She said: “He has made claims, or he appears to be making claims or suggestions there was some kind of conspiracy against him or concerted campaign against him – there is not a shred of evidence about that, so this is the opportunity for him to replace insinuation and assertion with evidence.
“I don’t believe he can, because I know what he is saying is not true, but the burden of proof is on him. If he can’t provide that evidence he should stop making these claims about people because they’re not fair and deeply distressing.”
A separate investigation by independent lawyer James Hamilton QC is looking into the claims that Ms Sturgeon breached the ministerial code.
The First Minister said: “I haven’t breached the ministerial code but that’s a matter for the independent adviser on the code to determine and I will robustly refute any suggestions that I have done so and I am not going to get ahead of that and start to talk in a hypothetical sense.
“In terms of the committee inquiry, I am actually quite relieved it is getting to this stage, it’s been a long time coming. My own appearance before it I think has been postponed four or five times, so next week hopefully I get the opportunity to address all of the claims that have been made about me and subject myself to legitimate scrutiny.
“The Scottish Government, of course, made a mistake in this. But this week it’s an opportunity for Alex Salmond – I hope he will come to the committee on Wednesday.”
Scottish Conservative leader Douglas Ross insisted the claims of conspiracy were a “straw man” set up by Ms Sturgeon .
He said: “This isn’t about a conspiracy, as she and other SNP figures have repeatedly suggested, at every opportunity they get. It’s about whether the First Minister’s led the Scottish Parliament and broke the ministerial code.
“Nicola Sturgeon is not only asking the public to believe that she forgot about a secret meeting where she apparently learned for the first time of sexual harassment complaints against her friend of 30 years, she’s now insisting that the meeting ‘never held any significance’ to her.”
Mr Salmond was separately acquitted of sexual offences after a trial last year and his allies believe Ms Sturgeon and other SNP figures tried to plot his downfall.
The Holyrood inquiry has been at the centre of a row after twice refusing to publish one of Mr Salmond’s submissions. He made it clear he would not appear in front of MSPs until the decision was reversed.
The path to publication was cleared by judge Lady Dorrian at the High Court in Edinburgh after a challenge by The Spectator magazine. the Scottish Parliament Corporate Body (SPCB) then ruled it would be “possible” for Mr Salmond’s submission to be published.
Earlier, Rape Crisis Scotland attempted an 11th-hour challenge to prevent publication of material it claimed could identify the complainers.
Chief executive Sandy Brindley said: “The lack of priority given to protecting complainers by the Corporate Body is a disgrace and makes me ashamed of the parliament.”
SNP MP Mhairi Black tweeted: “Anonymity is in place to ensure safety – you only need to spend some time online to understand why.

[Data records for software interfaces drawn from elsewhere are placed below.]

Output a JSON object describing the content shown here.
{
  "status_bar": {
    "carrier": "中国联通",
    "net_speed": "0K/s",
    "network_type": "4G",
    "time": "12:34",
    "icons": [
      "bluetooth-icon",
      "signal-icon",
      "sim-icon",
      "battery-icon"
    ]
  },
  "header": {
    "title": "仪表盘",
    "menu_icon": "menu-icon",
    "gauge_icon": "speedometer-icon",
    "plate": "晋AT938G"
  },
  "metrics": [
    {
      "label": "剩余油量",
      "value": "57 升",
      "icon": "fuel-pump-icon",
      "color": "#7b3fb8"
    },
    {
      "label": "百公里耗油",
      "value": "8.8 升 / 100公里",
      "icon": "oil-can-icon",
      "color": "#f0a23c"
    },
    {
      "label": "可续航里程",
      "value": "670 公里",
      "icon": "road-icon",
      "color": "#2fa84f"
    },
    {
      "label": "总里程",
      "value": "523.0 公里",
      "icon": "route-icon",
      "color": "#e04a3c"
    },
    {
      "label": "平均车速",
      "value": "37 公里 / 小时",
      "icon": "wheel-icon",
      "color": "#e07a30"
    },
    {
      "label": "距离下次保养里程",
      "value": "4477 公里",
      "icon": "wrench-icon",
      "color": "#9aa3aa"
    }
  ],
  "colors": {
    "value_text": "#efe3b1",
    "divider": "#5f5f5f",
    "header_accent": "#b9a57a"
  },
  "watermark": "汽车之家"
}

If this information is published, in the knowledge that it will identify someone, then we have learned nothing from #MeToo and will be failing survivors everywhere yet again.”
A number of female parliamentary employees also called for publication to be halted, using the social media hashtag #WeStandTogether.
A Scottish Parliament. spokesman said: “The SPCB takes its legal obligations very seriously and as the Presiding Officer has made clear, we will of course comply with the terms of the court order.”
Later, a spokesman for Mr Salmond confirmed he would attend the hearing tomorrow. despite some “unnecessary” redactions that had been made to his evidence.
He added: “This issue has nothing whatsoever to do with anonymity of complainant s which Mr Salmond has proactively upheld at every stage in the process. Indeed, it was Mr Salmond who in October 2018 moved to protect the identity of the complainants in the civil action in a hearing where the Scottish Government’s not even represented.”
“What he is saying is not true but burden of proof is on him, ‘It’s about whether the First Minister’s led Parliament’.”